:: Aim of the task ::
Leaving out any pictures, print the entries that follow exactly as they stand.

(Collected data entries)

BEGIN

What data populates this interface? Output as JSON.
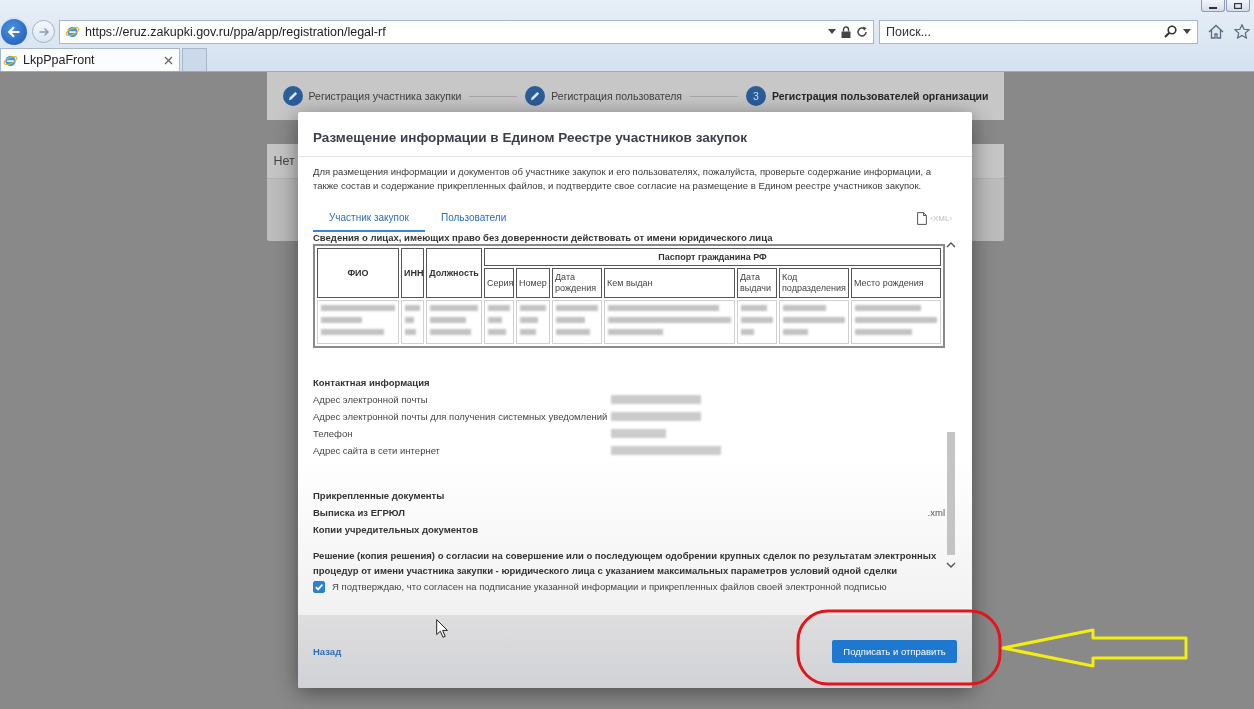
{
  "browser": {
    "address": {
      "url": "https://eruz.zakupki.gov.ru/ppa/app/registration/legal-rf"
    },
    "search": {
      "placeholder": "Поиск..."
    },
    "tabs": [
      {
        "title": "LkpPpaFront",
        "selected": true
      }
    ]
  },
  "stepper": {
    "steps": [
      {
        "label": "Регистрация участника закупки",
        "kind": "done"
      },
      {
        "label": "Регистрация пользователя",
        "kind": "done"
      },
      {
        "label": "Регистрация пользователей организации",
        "kind": "current",
        "number": "3"
      }
    ]
  },
  "background_card": {
    "text": "Нет"
  },
  "modal": {
    "title": "Размещение информации в Едином Реестре участников закупок",
    "description": "Для размещения информации и документов об участнике закупок и его пользователях, пожалуйста, проверьте содержание информации, а также состав и содержание прикрепленных файлов, и подтвердите свое согласие на размещение в Едином реестре участников закупок.",
    "tabs": [
      {
        "label": "Участник закупок",
        "selected": true
      },
      {
        "label": "Пользователи",
        "selected": false
      }
    ],
    "xml_button": {
      "label": "‹XML›",
      "disabled": true
    },
    "section_title": "Сведения о лицах, имеющих право без доверенности действовать от имени юридического лица",
    "table": {
      "columns": [
        "ФИО",
        "ИНН",
        "Должность"
      ],
      "group": {
        "label": "Паспорт гражданина РФ",
        "columns": [
          "Серия",
          "Номер",
          "Дата рождения",
          "Кем выдан",
          "Дата выдачи",
          "Код подразделения",
          "Место рождения"
        ]
      },
      "rows": [
        {
          "blurred": true
        }
      ]
    },
    "contacts": {
      "title": "Контактная информация",
      "items": [
        {
          "label": "Адрес электронной почты",
          "blurred": true
        },
        {
          "label": "Адрес электронной почты для получения системных уведомлений",
          "blurred": true
        },
        {
          "label": "Телефон",
          "blurred": true
        },
        {
          "label": "Адрес сайта в сети интернет",
          "blurred": true
        }
      ]
    },
    "attachments": {
      "title": "Прикрепленные документы",
      "items": [
        {
          "label": "Выписка из ЕГРЮЛ",
          "file": ".xml"
        },
        {
          "label": "Копии учредительных документов"
        },
        {
          "label": "Решение (копия решения) о согласии на совершение или о последующем одобрении крупных сделок по результатам электронных процедур от имени участника закупки - юридического лица с указанием максимальных параметров условий одной сделки"
        }
      ]
    },
    "consent": {
      "label": "Я подтверждаю, что согласен на подписание указанной информации и прикрепленных файлов своей электронной подписью",
      "checked": true
    },
    "back_link": "Назад",
    "submit_button": "Подписать и отправить"
  }
}
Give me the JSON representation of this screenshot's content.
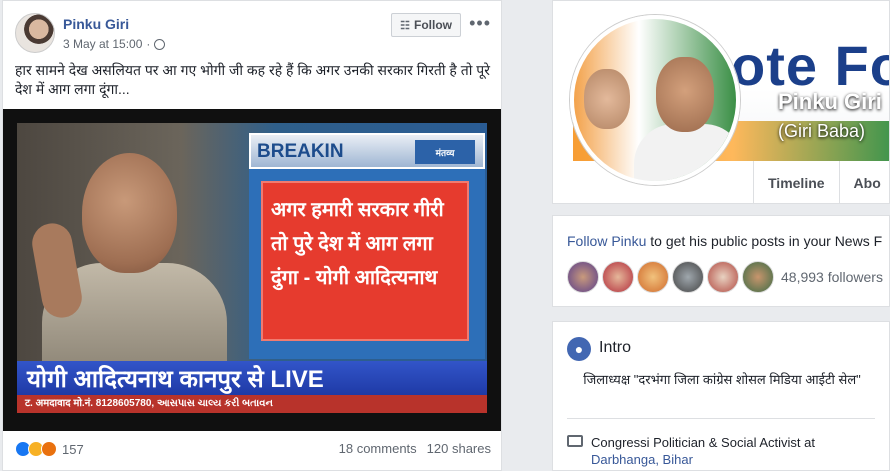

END

:: Answer to this problem ::
What data populates this interface? Output as JSON.
{
  "browser": {
    "address": {
      "url": "https://eruz.zakupki.gov.ru/ppa/app/registration/legal-rf"
    },
    "search": {
      "placeholder": "Поиск..."
    },
    "tabs": [
      {
        "title": "LkpPpaFront",
        "selected": true
      }
    ]
  },
  "stepper": {
    "steps": [
      {
        "label": "Регистрация участника закупки",
        "kind": "done"
      },
      {
        "label": "Регистрация пользователя",
        "kind": "done"
      },
      {
        "label": "Регистрация пользователей организации",
        "kind": "current",
        "number": "3"
      }
    ]
  },
  "background_card": {
    "text": "Нет"
  },
  "modal": {
    "title": "Размещение информации в Едином Реестре участников закупок",
    "description": "Для размещения информации и документов об участнике закупок и его пользователях, пожалуйста, проверьте содержание информации, а также состав и содержание прикрепленных файлов, и подтвердите свое согласие на размещение в Едином реестре участников закупок.",
    "tabs": [
      {
        "label": "Участник закупок",
        "selected": true
      },
      {
        "label": "Пользователи",
        "selected": false
      }
    ],
    "xml_button": {
      "label": "‹XML›",
      "disabled": true
    },
    "section_title": "Сведения о лицах, имеющих право без доверенности действовать от имени юридического лица",
    "table": {
      "columns": [
        "ФИО",
        "ИНН",
        "Должность"
      ],
      "group": {
        "label": "Паспорт гражданина РФ",
        "columns": [
          "Серия",
          "Номер",
          "Дата рождения",
          "Кем выдан",
          "Дата выдачи",
          "Код подразделения",
          "Место рождения"
        ]
      },
      "rows": [
        {
          "blurred": true
        }
      ]
    },
    "contacts": {
      "title": "Контактная информация",
      "items": [
        {
          "label": "Адрес электронной почты",
          "blurred": true
        },
        {
          "label": "Адрес электронной почты для получения системных уведомлений",
          "blurred": true
        },
        {
          "label": "Телефон",
          "blurred": true
        },
        {
          "label": "Адрес сайта в сети интернет",
          "blurred": true
        }
      ]
    },
    "attachments": {
      "title": "Прикрепленные документы",
      "items": [
        {
          "label": "Выписка из ЕГРЮЛ",
          "file": ".xml"
        },
        {
          "label": "Копии учредительных документов"
        },
        {
          "label": "Решение (копия решения) о согласии на совершение или о последующем одобрении крупных сделок по результатам электронных процедур от имени участника закупки - юридического лица с указанием максимальных параметров условий одной сделки"
        }
      ]
    },
    "consent": {
      "label": "Я подтверждаю, что согласен на подписание указанной информации и прикрепленных файлов своей электронной подписью",
      "checked": true
    },
    "back_link": "Назад",
    "submit_button": "Подписать и отправить"
  }
}
Give me the JSON representation of this screenshot's content.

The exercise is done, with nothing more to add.